39 Retail Analysis for a City Retail Sales Surplus / Leakage: “Cash Registers vs. Wallets” Note: Spending potential based on number of households, average household income, and estimated percentage of income spent on retail goods and services Source: CA Retail Survey (2012); U.S. Census Bureau (2010); Bureau of Labor Statistics (2011); ESRI (2013) Sales Surplus / Leakage Per Capita in $000s: Surplus 39 ($1.2)($1.0)($0.4)$2.6($0.1)$4.3$2.0($1.3)$0.0 (27%)(22%)(9%)57%(3%)58%24%(14%)0%

40 Source: Sites USA (2013) Retail Analysis for a City: Retailer Void Concentrations (e.g. Casual Restaurants) Miles 20 Miles 30 Miles

41 Today’s Agenda 41 State of the State & Local Economic Development 2014 Economic Development Toolkit “101”– Basic Tools How Cities approach Retail The Future of Economic Development in CA
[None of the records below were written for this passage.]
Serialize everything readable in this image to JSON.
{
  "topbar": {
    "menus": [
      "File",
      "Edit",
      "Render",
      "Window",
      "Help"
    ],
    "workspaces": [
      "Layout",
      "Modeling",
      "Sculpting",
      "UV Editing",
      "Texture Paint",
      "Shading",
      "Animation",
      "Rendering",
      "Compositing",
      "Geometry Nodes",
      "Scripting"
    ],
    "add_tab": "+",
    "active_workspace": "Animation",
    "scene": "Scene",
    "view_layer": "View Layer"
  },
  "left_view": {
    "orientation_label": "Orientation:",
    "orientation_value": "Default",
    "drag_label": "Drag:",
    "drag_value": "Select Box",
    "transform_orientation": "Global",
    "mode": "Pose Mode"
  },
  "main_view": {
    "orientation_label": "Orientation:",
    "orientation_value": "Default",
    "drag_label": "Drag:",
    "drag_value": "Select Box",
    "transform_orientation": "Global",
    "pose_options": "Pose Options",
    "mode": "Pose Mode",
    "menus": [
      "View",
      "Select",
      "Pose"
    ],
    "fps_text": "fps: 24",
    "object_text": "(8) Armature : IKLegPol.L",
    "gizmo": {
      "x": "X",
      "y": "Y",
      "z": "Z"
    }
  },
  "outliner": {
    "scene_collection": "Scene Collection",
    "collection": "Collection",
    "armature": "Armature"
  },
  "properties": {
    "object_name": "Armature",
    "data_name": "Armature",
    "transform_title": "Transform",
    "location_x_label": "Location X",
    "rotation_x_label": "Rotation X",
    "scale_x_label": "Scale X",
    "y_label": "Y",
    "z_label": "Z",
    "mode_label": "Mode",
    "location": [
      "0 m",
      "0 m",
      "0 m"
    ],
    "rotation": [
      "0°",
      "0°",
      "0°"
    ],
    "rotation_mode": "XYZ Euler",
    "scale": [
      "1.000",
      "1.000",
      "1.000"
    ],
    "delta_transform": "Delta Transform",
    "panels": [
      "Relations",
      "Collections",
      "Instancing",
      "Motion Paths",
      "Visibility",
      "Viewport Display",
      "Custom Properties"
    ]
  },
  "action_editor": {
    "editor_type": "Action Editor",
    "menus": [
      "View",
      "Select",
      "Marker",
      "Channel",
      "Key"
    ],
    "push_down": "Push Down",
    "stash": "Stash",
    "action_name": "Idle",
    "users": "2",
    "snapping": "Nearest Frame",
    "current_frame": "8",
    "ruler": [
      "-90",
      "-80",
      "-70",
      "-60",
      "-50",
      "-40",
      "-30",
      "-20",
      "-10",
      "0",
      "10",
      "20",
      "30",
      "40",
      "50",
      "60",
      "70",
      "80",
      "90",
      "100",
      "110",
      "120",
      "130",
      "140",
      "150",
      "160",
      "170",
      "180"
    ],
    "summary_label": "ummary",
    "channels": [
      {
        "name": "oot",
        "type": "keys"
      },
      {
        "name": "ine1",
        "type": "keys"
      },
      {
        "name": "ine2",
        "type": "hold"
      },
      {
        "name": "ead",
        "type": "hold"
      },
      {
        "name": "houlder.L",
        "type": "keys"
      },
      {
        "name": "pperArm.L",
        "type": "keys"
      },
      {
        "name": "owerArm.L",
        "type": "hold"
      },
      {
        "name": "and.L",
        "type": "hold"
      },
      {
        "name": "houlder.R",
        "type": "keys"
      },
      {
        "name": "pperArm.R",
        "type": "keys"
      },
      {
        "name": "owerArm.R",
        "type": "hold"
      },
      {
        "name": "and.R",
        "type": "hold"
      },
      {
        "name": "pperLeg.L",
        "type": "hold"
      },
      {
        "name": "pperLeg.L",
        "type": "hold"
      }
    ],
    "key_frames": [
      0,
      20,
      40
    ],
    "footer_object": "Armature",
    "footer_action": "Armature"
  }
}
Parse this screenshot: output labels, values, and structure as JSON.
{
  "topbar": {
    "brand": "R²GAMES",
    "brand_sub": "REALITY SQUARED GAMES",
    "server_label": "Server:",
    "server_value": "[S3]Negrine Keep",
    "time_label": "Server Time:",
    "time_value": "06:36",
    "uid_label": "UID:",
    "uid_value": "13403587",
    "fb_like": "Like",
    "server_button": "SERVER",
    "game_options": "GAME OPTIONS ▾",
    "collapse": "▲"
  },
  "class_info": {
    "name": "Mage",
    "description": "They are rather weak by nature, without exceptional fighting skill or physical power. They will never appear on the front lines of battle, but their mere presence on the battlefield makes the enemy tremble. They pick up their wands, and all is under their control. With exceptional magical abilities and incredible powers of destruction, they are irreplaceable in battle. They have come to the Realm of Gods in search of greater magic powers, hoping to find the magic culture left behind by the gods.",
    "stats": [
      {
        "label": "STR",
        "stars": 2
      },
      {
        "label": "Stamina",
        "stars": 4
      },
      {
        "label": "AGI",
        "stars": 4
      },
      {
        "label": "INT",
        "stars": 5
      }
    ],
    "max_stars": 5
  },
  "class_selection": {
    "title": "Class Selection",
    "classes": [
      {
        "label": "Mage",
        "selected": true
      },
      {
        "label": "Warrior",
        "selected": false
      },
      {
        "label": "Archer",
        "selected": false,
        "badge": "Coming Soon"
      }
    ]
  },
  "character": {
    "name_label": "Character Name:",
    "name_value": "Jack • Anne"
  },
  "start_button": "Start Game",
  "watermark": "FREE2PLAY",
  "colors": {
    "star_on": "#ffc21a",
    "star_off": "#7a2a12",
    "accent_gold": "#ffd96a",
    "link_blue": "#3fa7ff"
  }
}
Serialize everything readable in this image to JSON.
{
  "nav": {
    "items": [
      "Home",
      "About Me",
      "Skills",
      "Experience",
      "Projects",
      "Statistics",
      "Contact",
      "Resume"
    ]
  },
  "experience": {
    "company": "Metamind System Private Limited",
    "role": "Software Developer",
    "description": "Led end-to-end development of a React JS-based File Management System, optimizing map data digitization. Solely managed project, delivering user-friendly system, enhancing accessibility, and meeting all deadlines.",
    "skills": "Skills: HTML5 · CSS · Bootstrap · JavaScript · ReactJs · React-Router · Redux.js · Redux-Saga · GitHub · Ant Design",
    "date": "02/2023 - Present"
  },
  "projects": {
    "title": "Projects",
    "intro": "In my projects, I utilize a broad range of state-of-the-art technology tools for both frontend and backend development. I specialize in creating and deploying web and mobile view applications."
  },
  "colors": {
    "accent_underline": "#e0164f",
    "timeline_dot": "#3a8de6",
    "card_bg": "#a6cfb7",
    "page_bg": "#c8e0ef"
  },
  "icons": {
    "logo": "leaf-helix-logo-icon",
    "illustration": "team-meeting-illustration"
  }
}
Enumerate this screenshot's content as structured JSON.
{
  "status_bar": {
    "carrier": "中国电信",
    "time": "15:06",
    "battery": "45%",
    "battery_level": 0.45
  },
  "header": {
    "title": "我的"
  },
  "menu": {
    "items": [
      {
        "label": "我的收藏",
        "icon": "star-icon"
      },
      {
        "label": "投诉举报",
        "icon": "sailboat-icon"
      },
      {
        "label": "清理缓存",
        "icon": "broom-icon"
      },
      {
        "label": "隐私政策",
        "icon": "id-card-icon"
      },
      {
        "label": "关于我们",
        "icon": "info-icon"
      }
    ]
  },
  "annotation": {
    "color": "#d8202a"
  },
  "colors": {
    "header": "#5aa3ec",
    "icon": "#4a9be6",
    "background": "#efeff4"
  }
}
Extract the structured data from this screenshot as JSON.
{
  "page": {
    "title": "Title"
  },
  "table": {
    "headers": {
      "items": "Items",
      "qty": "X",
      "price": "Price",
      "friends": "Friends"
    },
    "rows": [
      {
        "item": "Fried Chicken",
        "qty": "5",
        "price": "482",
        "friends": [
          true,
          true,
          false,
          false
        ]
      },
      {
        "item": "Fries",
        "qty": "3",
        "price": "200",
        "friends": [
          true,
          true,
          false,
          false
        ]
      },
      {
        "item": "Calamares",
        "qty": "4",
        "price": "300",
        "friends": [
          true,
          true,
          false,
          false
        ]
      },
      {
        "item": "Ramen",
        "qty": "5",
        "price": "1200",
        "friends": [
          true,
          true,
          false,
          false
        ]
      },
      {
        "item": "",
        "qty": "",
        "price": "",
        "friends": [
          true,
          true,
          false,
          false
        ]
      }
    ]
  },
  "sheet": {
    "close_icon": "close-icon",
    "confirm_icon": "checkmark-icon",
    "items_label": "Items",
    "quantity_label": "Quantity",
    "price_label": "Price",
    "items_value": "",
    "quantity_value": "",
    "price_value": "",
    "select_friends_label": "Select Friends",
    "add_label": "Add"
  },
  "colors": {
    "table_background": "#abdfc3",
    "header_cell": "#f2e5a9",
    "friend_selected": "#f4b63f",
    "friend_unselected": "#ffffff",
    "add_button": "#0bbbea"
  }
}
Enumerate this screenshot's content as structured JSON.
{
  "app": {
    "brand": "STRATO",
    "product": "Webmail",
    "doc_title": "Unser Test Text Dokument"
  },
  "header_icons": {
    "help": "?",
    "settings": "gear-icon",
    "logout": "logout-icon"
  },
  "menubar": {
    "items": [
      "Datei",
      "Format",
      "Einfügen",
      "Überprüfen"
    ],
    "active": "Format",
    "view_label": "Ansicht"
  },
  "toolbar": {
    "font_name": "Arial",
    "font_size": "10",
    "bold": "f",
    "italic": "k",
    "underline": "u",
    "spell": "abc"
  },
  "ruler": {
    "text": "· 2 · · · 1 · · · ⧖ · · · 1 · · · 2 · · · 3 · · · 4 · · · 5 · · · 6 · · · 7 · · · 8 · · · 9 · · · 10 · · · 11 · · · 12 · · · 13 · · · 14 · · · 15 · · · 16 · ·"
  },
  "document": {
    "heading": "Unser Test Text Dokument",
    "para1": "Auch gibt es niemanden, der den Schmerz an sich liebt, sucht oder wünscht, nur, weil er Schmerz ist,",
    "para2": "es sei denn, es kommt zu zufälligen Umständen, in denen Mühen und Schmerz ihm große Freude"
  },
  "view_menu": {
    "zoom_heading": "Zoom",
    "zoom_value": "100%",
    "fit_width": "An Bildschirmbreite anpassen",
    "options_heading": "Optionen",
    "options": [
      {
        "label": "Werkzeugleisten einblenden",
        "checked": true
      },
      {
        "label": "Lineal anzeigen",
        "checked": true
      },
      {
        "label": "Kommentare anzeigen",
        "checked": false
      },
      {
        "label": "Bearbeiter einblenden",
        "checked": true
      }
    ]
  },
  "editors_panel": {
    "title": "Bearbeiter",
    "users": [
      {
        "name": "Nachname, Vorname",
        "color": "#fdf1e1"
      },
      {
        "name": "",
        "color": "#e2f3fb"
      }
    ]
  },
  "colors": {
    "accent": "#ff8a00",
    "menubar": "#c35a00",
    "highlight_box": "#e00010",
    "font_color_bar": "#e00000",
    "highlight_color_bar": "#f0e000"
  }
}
42 In 2014, ED is possible…just not easy No support from Governor on Tax Increment Financing for Econ Development (jobs & tax revenue) or Infrastructure Financing (IFDs) if  Uses any school increment  Opt-in provisions for other tax agencies eliminated Econ Dev. incentives, not taxes, needed to lure private sector investment  Unemployment is California’s blight; over 50% counties with 9%+ unemployment rating, among highest in nation  CEOs already view California as costly and cumbersome  State Budget in better shape but largely due to expiring tax increases  Cities do have “hand tools” left to use after loss of RDA “power tool” Jobs & Education District Initiative (JEDI) would bring back TIF back Filed with State Controller, but needs $$ and signatures If JEDI Initiative fails to qualify then ultimately new State Legislation may help  Slow boat with short life line 42

43 43 This presentation is available online By Larry Kosmont, CRE®, President & CEO, Kosmont Companies


Download ppt "1 This presentation is available online www.kosmont.com By Larry Kosmont, CRE®, President & CEO, Kosmont Companies."

Similar presentations


Ads by Google